[Information given Boundary: Start]

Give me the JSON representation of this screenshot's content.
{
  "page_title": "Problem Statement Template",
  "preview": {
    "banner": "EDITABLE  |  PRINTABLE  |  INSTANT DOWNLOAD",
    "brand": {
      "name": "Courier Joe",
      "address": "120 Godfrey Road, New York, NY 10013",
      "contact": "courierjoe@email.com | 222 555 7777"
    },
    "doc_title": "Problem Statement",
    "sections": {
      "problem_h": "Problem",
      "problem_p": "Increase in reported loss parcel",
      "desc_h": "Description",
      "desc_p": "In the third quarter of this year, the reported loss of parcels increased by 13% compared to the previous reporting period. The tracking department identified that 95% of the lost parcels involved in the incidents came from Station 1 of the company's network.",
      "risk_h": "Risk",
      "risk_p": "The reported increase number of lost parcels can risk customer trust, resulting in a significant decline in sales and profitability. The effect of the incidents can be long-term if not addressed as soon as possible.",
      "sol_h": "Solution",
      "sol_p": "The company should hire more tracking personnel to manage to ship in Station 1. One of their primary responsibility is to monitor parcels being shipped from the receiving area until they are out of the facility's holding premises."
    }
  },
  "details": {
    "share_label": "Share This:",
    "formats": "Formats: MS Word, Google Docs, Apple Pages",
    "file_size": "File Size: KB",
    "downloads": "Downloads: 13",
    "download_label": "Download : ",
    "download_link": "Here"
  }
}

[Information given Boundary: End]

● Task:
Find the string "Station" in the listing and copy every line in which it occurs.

● Your response:
      "desc_p": "In the third quarter of this year, the reported loss of parcels increased by 13% compared to the previous reporting period. The tracking department identified that 95% of the lost parcels involved in the incidents came from Station 1 of the company's network.",
      "sol_p": "The company should hire more tracking personnel to manage to ship in Station 1. One of their primary responsibility is to monitor parcels being shipped from the receiving area until they are out of the facility's holding premises."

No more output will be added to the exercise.